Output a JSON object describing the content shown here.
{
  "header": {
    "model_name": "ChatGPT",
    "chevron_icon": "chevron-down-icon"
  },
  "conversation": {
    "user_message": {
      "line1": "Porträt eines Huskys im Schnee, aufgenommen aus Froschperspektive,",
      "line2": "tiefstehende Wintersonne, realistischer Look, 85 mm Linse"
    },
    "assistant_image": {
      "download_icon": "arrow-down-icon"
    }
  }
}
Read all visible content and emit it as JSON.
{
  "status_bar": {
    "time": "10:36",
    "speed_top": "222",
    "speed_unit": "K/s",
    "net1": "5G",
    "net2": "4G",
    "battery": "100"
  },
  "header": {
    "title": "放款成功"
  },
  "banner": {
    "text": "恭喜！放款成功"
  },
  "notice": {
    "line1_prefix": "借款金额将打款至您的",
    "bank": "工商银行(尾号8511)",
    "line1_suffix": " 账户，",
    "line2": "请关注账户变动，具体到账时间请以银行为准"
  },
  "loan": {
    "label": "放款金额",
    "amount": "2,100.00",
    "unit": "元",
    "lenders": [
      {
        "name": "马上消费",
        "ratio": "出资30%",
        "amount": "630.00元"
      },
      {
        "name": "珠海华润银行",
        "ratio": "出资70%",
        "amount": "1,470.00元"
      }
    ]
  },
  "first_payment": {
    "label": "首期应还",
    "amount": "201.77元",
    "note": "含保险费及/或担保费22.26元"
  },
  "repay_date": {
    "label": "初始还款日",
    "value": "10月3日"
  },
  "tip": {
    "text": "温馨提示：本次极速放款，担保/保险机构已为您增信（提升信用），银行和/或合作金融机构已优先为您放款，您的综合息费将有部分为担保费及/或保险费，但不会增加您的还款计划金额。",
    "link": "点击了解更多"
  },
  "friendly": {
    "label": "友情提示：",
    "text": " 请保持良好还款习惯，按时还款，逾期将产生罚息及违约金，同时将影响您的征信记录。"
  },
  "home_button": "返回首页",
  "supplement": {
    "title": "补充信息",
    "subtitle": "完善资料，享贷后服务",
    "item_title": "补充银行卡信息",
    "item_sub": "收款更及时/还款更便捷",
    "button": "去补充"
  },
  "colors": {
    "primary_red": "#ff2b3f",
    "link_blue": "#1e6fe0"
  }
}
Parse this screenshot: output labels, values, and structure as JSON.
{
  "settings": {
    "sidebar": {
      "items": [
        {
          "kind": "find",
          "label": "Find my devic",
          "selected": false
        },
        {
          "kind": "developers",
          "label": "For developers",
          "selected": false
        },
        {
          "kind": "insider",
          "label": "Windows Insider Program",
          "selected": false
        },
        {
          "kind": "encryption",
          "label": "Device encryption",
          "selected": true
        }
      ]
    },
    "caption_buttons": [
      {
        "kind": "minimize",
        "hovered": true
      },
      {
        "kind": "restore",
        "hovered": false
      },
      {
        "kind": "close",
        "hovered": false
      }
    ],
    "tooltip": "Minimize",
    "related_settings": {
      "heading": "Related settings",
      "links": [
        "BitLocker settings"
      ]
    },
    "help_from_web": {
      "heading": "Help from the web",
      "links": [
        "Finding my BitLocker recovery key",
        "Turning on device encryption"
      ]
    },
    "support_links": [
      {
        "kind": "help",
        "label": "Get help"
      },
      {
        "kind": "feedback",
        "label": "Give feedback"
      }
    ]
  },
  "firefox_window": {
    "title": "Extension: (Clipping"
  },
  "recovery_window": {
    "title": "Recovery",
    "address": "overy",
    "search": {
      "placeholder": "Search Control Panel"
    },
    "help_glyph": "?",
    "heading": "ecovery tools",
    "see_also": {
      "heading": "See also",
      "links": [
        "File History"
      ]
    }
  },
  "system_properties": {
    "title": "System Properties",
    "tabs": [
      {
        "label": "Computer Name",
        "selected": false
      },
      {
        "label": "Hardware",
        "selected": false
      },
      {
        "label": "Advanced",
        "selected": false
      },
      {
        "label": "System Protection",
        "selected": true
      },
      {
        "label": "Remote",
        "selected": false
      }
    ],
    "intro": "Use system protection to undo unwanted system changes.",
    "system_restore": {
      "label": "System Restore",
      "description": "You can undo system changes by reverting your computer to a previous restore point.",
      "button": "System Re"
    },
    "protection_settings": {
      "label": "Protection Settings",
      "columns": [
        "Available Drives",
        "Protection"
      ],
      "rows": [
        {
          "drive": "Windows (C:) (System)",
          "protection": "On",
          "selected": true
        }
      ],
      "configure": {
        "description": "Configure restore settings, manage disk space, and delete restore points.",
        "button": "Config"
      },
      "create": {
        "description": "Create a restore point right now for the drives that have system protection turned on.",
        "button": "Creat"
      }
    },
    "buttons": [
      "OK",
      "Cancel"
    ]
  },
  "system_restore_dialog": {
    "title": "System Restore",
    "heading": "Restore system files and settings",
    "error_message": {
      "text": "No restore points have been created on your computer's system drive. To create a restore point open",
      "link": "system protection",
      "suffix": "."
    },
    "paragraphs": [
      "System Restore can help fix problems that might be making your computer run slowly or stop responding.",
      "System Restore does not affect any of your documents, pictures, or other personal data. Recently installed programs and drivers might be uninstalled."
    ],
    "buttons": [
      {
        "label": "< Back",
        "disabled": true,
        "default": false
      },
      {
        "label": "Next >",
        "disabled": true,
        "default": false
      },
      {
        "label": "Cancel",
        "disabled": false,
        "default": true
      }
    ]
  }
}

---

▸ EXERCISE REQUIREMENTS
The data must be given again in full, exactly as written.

▸ EXERCISE RESPONSE
Output a JSON object describing the content shown here.
{
  "header": {
    "model_name": "ChatGPT",
    "chevron_icon": "chevron-down-icon"
  },
  "conversation": {
    "user_message": {
      "line1": "Porträt eines Huskys im Schnee, aufgenommen aus Froschperspektive,",
      "line2": "tiefstehende Wintersonne, realistischer Look, 85 mm Linse"
    },
    "assistant_image": {
      "download_icon": "arrow-down-icon"
    }
  }
}
Read all visible content and emit it as JSON.
{
  "status_bar": {
    "time": "10:36",
    "speed_top": "222",
    "speed_unit": "K/s",
    "net1": "5G",
    "net2": "4G",
    "battery": "100"
  },
  "header": {
    "title": "放款成功"
  },
  "banner": {
    "text": "恭喜！放款成功"
  },
  "notice": {
    "line1_prefix": "借款金额将打款至您的",
    "bank": "工商银行(尾号8511)",
    "line1_suffix": " 账户，",
    "line2": "请关注账户变动，具体到账时间请以银行为准"
  },
  "loan": {
    "label": "放款金额",
    "amount": "2,100.00",
    "unit": "元",
    "lenders": [
      {
        "name": "马上消费",
        "ratio": "出资30%",
        "amount": "630.00元"
      },
      {
        "name": "珠海华润银行",
        "ratio": "出资70%",
        "amount": "1,470.00元"
      }
    ]
  },
  "first_payment": {
    "label": "首期应还",
    "amount": "201.77元",
    "note": "含保险费及/或担保费22.26元"
  },
  "repay_date": {
    "label": "初始还款日",
    "value": "10月3日"
  },
  "tip": {
    "text": "温馨提示：本次极速放款，担保/保险机构已为您增信（提升信用），银行和/或合作金融机构已优先为您放款，您的综合息费将有部分为担保费及/或保险费，但不会增加您的还款计划金额。",
    "link": "点击了解更多"
  },
  "friendly": {
    "label": "友情提示：",
    "text": " 请保持良好还款习惯，按时还款，逾期将产生罚息及违约金，同时将影响您的征信记录。"
  },
  "home_button": "返回首页",
  "supplement": {
    "title": "补充信息",
    "subtitle": "完善资料，享贷后服务",
    "item_title": "补充银行卡信息",
    "item_sub": "收款更及时/还款更便捷",
    "button": "去补充"
  },
  "colors": {
    "primary_red": "#ff2b3f",
    "link_blue": "#1e6fe0"
  }
}
Parse this screenshot: output labels, values, and structure as JSON.
{
  "settings": {
    "sidebar": {
      "items": [
        {
          "kind": "find",
          "label": "Find my devic",
          "selected": false
        },
        {
          "kind": "developers",
          "label": "For developers",
          "selected": false
        },
        {
          "kind": "insider",
          "label": "Windows Insider Program",
          "selected": false
        },
        {
          "kind": "encryption",
          "label": "Device encryption",
          "selected": true
        }
      ]
    },
    "caption_buttons": [
      {
        "kind": "minimize",
        "hovered": true
      },
      {
        "kind": "restore",
        "hovered": false
      },
      {
        "kind": "close",
        "hovered": false
      }
    ],
    "tooltip": "Minimize",
    "related_settings": {
      "heading": "Related settings",
      "links": [
        "BitLocker settings"
      ]
    },
    "help_from_web": {
      "heading": "Help from the web",
      "links": [
        "Finding my BitLocker recovery key",
        "Turning on device encryption"
      ]
    },
    "support_links": [
      {
        "kind": "help",
        "label": "Get help"
      },
      {
        "kind": "feedback",
        "label": "Give feedback"
      }
    ]
  },
  "firefox_window": {
    "title": "Extension: (Clipping"
  },
  "recovery_window": {
    "title": "Recovery",
    "address": "overy",
    "search": {
      "placeholder": "Search Control Panel"
    },
    "help_glyph": "?",
    "heading": "ecovery tools",
    "see_also": {
      "heading": "See also",
      "links": [
        "File History"
      ]
    }
  },
  "system_properties": {
    "title": "System Properties",
    "tabs": [
      {
        "label": "Computer Name",
        "selected": false
      },
      {
        "label": "Hardware",
        "selected": false
      },
      {
        "label": "Advanced",
        "selected": false
      },
      {
        "label": "System Protection",
        "selected": true
      },
      {
        "label": "Remote",
        "selected": false
      }
    ],
    "intro": "Use system protection to undo unwanted system changes.",
    "system_restore": {
      "label": "System Restore",
      "description": "You can undo system changes by reverting your computer to a previous restore point.",
      "button": "System Re"
    },
    "protection_settings": {
      "label": "Protection Settings",
      "columns": [
        "Available Drives",
        "Protection"
      ],
      "rows": [
        {
          "drive": "Windows (C:) (System)",
          "protection": "On",
          "selected": true
        }
      ],
      "configure": {
        "description": "Configure restore settings, manage disk space, and delete restore points.",
        "button": "Config"
      },
      "create": {
        "description": "Create a restore point right now for the drives that have system protection turned on.",
        "button": "Creat"
      }
    },
    "buttons": [
      "OK",
      "Cancel"
    ]
  },
  "system_restore_dialog": {
    "title": "System Restore",
    "heading": "Restore system files and settings",
    "error_message": {
      "text": "No restore points have been created on your computer's system drive. To create a restore point open",
      "link": "system protection",
      "suffix": "."
    },
    "paragraphs": [
      "System Restore can help fix problems that might be making your computer run slowly or stop responding.",
      "System Restore does not affect any of your documents, pictures, or other personal data. Recently installed programs and drivers might be uninstalled."
    ],
    "buttons": [
      {
        "label": "< Back",
        "disabled": true,
        "default": false
      },
      {
        "label": "Next >",
        "disabled": true,
        "default": false
      },
      {
        "label": "Cancel",
        "disabled": false,
        "default": true
      }
    ]
  }
}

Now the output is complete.